by Tony Ventura
It started out innocently enough.
I bought a pork tenderloin on sale at the local grocery store. I had this recipe that I had meaning to try. The port and blue cheese sauce sounded like it would be pretty tasty drizzled over the pork medallions.
The only ingredient that I lacked at home was the port. A quick trip to my local wine merchant to purchase a bottle of port for about $15 should be no problem. I had some vintage port at home, but I couldn’t bring myself to use that in the recipe. I knew that I could find a port in the $15 range that I could use, as well as drink a glass during some future cold winter evening.

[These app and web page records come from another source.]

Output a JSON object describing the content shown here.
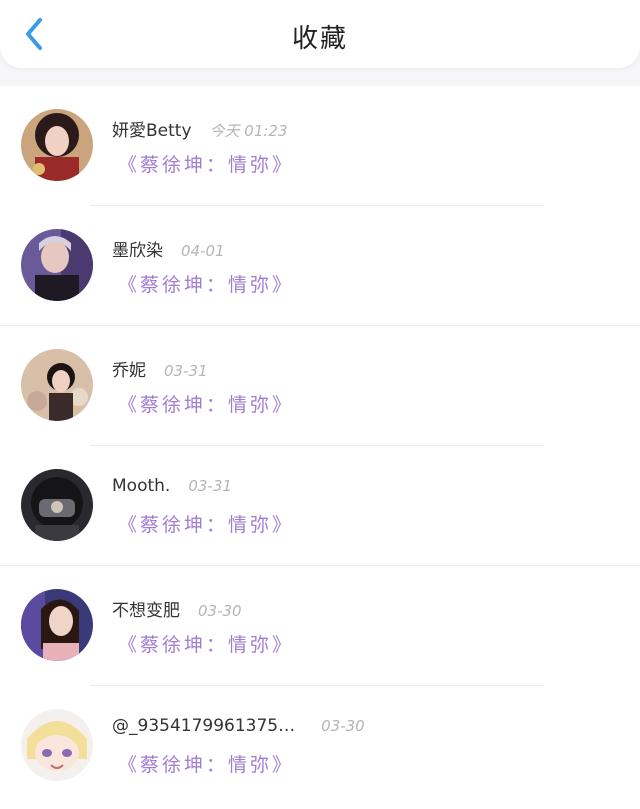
{
  "header": {
    "title": "收藏",
    "back_icon": "chevron-left-icon",
    "accent_color": "#3a9ae8"
  },
  "favorites": [
    {
      "user": "妍愛Betty",
      "time": "今天 01:23",
      "content": "《蔡徐坤：情弥》"
    },
    {
      "user": "墨欣染",
      "time": "04-01",
      "content": "《蔡徐坤：情弥》"
    },
    {
      "user": "乔妮",
      "time": "03-31",
      "content": "《蔡徐坤：情弥》"
    },
    {
      "user": "Mooth.",
      "time": "03-31",
      "content": "《蔡徐坤：情弥》"
    },
    {
      "user": "不想变肥",
      "time": "03-30",
      "content": "《蔡徐坤：情弥》"
    },
    {
      "user": "@_9354179961375…",
      "time": "03-30",
      "content": "《蔡徐坤：情弥》"
    }
  ],
  "colors": {
    "content_purple": "#a27ed0",
    "time_gray": "#b4b4bc"
  }
}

Upon entering the store, I immediately noticed a bottle of Arneis from the Piedmont region. It reminded me of the simple al fresco lunch that I had a few years ago in the town of Alba during their white truffle festival. That glass of Arneis sure sounded good…I bought it.
And then I saw the most recent vintage of La Mozza I Perazzi’s Morellino di Scansano (Mario Batali’s winery). I know that I had tasted the 2005 and 2006 vintages, but this was the first time I had seen the 2007 vintage on the shelf…I bought it.
And then I saw one of my favorite Tuscan producers (Avignonesi) had a Rosso Toscana on the shelf. I had various vintages of their Vino Nobile di Montepulciano. I also had their Vin Santo, but wasn’t familiar with this particular bottle…I bought it.
And then I noticed that one of my favorite Sicilian producers (Cusumano) had released their new Nero d’Avola…I bought it.
I bought a few more bottles on my way to the Spanish and Portugal section where I knew that I would find my $15 port.
I was almost at my destination, when I noticed a wine of which I had never heard. I knew the producer well. I have mentioned Riccardo Cotarella’s Falesco many times in previous columns. Every wine he produces is well made, true to its terroir, and reasonably priced. His wines include Vitiano, Montiano, Marciliano and Ferentano. The wine that I was unfamiliar with was a dessert wine (a passito type) called Passiro. It was a dessert wine with a Lazio IGT designation. I had never tasted a Falesco dessert wine before….I bought it.
I was finally successful in finding my $15 port after my detour through the Italian section of the store. Total bill was $203. That pork tenderloin better taste mighty good!!!